We all too often get caught up in the anxiety of it all. Anxiety is like an itch. Simply deciding we are not going to think about it, does not make it go away. It is a byproduct of human freedom.
Anxiety is almost a universal art form. It is cultivated by people of all generations and cultures. It does not matter how old you are; it does not matter what gender you are; it does not matter where you live; and what country you are from. Anxiety is universal. It is not limited to just one group of people.
If you are in a group of people that don't have much to live on, you are anxious about those things that might help you live. If you are hungry, you are worried about food and maybe shelter.
In my younger years I had anxiety. It seemed that I needed to move up the corporate ladder in order to take care of my family. The more I moved up, the more anxiety I had. It wasn't until I was in my 40's that I realize that God always provided what I needed at that moment (Yes, I was a slow learner). I lost my anxiousness about that time and just accepted the way that life was going, because this thing called church really was starting to move in my life BIG TIME.
My friends, there are opportunities for a better life and there is no solution to anxiety except - Jesus. Jesus knew the answer. Jesus knew that there was a cure for anxiety and it is Faith. Faith gets tested all the time, and no one is immune from it. Not even you, me or Jesus. Jesus was tested continually, but He was not anxious.

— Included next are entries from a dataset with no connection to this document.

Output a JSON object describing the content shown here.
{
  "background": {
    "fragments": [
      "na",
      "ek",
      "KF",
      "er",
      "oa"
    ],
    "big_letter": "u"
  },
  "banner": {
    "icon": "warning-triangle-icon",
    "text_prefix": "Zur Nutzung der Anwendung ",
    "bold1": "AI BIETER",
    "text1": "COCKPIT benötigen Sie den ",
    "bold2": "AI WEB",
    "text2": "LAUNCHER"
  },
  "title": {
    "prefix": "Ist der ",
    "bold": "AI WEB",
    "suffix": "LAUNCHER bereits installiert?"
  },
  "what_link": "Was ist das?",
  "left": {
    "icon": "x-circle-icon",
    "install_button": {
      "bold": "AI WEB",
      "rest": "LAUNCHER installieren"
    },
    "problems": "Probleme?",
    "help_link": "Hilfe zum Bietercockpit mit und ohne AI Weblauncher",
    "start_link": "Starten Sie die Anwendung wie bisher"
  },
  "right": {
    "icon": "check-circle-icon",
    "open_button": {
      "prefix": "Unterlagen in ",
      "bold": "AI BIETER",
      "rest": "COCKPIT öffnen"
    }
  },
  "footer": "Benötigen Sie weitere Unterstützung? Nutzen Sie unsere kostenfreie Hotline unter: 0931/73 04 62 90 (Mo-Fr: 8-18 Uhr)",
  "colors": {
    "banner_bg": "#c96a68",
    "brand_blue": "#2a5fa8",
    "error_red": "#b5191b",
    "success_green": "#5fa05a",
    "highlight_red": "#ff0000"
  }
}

What I have found is that Faith in Jesus Christ awakens the spiritual awareness in our lives. Faith, allows us to see our lives in a new perspective. Faith allows us the ability to see that some of the things we are concerned about are not really all that important.
The relationship you have with your family; with your loved ones; with you friends; with your God and with Jesus Christ is what life is all about. Isn't that why we, you and I, attend church every Sunday? It is to get filled with the Spirit and to be filled with God's Word. As Christians, the Holy Spirit works in strange ways in us. The Holy Spirit is going to call attention to what you NEED to hear and think about. Faith is the gift that God has given us and there is no need to be anxious, because the followers of Jesus Christ should be the freest persons in the world.
God sent his son to die for us so that our sins are forgiven, and we might live forever in eternity. What a gift! God calls us to take up the Cross and follow Him. His promise is eternal life. We need only to follow, and He will lead the way. We must remain steadfast in our Faith. To be joyful in our ministry. To be at peace in all that we do. There is no anxiety to hold on to. To be helpful, hopeful for the future and to be loving in all of those around us. There is no need for anxiety to have a place within us.